*Study material*.
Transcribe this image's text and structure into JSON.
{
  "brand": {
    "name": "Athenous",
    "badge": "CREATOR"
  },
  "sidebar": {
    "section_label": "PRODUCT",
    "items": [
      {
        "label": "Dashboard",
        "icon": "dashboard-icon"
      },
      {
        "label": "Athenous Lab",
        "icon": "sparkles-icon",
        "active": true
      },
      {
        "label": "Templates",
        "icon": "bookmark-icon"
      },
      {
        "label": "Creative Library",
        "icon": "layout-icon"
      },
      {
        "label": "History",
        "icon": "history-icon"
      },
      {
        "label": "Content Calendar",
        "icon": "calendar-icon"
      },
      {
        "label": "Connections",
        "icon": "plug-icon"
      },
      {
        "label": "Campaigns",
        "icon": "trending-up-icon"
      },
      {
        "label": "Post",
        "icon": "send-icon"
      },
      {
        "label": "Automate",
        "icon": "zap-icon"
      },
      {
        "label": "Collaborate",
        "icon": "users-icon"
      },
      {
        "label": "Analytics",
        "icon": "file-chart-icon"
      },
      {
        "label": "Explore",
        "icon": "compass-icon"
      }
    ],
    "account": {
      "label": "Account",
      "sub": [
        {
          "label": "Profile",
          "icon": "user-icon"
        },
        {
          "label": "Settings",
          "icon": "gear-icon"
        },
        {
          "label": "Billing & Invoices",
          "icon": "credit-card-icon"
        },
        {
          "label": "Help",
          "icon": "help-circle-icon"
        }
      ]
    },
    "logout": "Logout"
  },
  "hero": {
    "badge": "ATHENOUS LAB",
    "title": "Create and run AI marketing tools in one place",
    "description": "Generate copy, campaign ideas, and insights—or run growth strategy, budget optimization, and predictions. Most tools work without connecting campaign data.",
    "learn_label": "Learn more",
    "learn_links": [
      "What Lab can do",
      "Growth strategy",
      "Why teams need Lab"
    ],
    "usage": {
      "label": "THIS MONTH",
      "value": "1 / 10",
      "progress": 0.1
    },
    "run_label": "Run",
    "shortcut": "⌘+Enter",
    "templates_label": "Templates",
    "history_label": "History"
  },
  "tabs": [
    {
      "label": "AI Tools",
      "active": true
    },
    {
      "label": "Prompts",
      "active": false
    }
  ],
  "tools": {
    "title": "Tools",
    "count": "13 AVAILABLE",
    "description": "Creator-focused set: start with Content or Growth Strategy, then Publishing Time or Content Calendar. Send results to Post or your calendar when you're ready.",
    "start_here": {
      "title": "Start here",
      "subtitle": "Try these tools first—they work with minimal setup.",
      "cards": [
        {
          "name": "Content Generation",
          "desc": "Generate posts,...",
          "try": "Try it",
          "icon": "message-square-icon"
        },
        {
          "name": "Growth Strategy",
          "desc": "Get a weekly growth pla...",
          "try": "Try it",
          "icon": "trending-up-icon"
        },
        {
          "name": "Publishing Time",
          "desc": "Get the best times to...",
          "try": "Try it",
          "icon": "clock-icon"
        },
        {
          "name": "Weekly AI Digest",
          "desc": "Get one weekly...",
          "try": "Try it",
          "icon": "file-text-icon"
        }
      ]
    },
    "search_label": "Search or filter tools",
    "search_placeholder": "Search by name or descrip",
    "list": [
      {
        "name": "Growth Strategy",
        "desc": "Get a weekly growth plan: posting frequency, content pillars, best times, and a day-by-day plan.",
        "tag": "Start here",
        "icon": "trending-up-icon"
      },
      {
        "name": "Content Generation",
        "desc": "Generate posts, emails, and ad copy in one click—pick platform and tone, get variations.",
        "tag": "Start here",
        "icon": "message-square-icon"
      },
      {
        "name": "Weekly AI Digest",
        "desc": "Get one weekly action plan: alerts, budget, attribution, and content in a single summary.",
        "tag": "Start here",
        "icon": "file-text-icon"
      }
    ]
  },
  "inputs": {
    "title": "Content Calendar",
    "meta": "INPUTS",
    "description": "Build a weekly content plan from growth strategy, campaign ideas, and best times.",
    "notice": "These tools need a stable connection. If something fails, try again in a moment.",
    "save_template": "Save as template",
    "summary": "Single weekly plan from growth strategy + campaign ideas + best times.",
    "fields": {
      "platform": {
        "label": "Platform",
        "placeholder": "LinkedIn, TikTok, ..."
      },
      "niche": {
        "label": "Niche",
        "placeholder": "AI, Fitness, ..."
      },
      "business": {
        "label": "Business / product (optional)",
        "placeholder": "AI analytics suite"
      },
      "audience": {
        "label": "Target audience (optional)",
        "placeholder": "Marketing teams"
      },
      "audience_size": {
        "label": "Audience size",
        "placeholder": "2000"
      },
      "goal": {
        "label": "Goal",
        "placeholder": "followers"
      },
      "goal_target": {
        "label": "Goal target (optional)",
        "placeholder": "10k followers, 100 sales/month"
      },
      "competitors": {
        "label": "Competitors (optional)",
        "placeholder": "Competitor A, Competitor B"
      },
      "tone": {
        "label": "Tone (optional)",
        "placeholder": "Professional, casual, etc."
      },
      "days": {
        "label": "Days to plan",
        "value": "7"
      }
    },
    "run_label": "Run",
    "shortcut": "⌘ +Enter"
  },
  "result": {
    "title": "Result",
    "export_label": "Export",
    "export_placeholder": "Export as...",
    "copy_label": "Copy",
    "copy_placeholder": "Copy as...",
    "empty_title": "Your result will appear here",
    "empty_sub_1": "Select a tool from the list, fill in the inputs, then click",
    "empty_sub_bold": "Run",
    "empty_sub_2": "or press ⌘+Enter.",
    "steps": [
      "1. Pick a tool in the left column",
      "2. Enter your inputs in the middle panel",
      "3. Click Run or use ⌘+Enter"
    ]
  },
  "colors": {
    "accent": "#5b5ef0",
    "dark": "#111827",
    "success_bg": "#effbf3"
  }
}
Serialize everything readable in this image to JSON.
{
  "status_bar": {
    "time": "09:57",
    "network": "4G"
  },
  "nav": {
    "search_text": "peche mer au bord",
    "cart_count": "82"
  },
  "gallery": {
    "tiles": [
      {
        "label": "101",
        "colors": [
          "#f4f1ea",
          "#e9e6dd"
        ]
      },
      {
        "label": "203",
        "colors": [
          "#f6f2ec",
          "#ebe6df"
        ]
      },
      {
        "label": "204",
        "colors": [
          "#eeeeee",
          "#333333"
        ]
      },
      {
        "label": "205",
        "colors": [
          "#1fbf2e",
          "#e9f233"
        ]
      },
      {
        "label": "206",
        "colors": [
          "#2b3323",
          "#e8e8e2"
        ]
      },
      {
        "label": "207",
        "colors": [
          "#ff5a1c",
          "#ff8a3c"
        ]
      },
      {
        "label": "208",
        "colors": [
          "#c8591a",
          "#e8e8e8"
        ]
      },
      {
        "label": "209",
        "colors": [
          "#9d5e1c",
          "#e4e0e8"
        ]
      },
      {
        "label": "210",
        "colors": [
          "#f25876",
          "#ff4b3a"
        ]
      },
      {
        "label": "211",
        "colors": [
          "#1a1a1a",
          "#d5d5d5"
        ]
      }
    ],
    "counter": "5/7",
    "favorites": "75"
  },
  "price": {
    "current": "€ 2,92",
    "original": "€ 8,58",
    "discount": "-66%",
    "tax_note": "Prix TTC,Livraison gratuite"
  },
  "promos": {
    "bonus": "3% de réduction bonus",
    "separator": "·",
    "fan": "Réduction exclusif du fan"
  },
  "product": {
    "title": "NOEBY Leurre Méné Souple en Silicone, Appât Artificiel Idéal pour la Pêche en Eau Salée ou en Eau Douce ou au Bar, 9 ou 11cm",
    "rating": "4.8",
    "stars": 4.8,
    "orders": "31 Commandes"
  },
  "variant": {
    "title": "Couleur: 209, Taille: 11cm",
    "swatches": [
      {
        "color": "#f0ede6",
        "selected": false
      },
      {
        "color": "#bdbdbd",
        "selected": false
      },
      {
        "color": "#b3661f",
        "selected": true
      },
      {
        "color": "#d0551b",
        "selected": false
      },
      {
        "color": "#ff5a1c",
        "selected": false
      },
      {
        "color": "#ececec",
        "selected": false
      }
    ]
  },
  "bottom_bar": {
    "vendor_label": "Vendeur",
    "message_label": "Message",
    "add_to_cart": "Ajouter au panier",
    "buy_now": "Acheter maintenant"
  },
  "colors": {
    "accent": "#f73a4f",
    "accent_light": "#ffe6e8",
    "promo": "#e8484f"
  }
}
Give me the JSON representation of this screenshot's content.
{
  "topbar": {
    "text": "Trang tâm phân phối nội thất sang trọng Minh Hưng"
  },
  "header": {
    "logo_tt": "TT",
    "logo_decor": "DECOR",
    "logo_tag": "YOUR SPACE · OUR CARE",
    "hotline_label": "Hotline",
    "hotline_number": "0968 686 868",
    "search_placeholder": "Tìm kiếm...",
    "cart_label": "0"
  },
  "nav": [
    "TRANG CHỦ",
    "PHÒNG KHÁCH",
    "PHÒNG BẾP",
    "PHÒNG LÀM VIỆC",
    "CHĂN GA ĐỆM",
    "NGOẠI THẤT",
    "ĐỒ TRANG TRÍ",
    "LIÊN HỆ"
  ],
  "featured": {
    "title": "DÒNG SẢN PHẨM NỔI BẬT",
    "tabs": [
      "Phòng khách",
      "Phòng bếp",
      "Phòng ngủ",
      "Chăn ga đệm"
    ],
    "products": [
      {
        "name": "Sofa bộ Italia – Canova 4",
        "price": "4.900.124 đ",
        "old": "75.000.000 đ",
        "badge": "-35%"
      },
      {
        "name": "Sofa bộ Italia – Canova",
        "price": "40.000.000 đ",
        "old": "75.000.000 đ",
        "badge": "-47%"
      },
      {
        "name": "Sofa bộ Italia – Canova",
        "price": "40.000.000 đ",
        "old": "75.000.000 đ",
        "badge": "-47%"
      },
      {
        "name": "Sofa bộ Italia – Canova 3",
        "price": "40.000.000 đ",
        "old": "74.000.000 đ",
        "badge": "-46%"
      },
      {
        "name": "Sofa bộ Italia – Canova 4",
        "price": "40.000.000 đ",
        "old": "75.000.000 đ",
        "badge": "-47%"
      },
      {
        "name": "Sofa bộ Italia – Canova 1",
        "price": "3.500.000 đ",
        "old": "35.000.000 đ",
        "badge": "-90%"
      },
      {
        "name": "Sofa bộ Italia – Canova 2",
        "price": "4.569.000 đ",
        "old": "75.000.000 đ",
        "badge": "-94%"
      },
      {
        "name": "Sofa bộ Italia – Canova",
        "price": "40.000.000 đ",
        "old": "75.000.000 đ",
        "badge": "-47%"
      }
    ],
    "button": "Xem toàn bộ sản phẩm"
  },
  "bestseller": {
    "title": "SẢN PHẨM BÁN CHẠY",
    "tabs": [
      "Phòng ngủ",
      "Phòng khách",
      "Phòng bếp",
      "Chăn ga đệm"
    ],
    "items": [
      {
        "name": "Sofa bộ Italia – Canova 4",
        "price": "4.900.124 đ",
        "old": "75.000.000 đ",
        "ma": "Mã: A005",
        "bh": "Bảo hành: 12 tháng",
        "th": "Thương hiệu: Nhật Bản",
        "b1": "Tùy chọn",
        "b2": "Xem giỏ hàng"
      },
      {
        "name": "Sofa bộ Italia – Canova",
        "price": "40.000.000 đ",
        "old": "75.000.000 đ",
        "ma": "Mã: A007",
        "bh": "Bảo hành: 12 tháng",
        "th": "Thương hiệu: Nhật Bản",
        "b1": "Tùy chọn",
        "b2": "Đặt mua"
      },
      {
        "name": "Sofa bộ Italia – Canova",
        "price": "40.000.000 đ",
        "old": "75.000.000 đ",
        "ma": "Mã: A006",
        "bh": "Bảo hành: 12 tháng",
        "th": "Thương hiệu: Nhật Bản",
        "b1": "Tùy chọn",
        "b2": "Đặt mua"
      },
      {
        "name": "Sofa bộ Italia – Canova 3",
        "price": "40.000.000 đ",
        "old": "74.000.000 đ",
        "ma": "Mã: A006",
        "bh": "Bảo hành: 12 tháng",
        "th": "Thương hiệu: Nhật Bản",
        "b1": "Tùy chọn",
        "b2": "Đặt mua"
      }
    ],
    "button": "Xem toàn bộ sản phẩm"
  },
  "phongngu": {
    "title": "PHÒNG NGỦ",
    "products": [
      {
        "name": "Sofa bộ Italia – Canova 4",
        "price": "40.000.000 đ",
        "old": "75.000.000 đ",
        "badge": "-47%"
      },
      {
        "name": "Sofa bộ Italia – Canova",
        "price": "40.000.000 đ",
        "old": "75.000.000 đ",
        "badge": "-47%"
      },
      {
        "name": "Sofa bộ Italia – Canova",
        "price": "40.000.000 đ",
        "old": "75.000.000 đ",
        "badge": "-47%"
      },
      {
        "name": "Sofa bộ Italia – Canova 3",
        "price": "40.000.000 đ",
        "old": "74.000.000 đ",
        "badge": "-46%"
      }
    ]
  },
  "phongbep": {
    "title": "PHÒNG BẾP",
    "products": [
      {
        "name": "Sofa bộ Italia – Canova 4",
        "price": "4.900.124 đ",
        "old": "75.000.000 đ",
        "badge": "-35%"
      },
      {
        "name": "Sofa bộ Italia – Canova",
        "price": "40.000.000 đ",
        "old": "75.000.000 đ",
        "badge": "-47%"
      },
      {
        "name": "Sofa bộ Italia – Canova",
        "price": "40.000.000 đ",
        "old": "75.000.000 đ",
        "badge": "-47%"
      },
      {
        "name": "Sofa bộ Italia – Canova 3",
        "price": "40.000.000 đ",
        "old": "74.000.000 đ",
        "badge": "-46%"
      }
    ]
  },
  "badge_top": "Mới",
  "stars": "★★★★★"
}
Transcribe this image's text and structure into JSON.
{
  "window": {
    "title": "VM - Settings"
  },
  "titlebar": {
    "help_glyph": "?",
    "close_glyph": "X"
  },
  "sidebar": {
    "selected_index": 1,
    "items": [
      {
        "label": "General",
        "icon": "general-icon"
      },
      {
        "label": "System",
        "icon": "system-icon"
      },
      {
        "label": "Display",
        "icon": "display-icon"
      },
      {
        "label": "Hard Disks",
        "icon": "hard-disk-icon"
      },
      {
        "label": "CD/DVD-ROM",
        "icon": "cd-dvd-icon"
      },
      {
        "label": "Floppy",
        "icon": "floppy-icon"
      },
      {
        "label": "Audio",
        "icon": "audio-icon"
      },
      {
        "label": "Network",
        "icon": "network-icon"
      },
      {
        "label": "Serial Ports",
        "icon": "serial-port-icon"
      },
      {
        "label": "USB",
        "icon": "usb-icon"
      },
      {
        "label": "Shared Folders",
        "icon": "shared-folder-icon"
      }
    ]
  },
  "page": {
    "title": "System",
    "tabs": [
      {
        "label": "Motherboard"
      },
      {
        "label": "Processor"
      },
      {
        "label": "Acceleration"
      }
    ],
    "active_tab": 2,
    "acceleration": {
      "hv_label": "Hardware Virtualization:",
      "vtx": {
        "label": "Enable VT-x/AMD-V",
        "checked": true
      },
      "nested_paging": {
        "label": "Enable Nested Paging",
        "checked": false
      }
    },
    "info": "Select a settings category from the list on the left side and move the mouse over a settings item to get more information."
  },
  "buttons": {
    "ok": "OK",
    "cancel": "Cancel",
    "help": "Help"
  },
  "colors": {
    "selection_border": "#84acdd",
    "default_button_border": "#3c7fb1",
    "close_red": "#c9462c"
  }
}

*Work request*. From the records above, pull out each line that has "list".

*Written solution*.
    "list": [
    "empty_sub_1": "Select a tool from the list, fill in the inputs, then click",
    "info": "Select a settings category from the list on the left side and move the mouse over a settings item to get more information."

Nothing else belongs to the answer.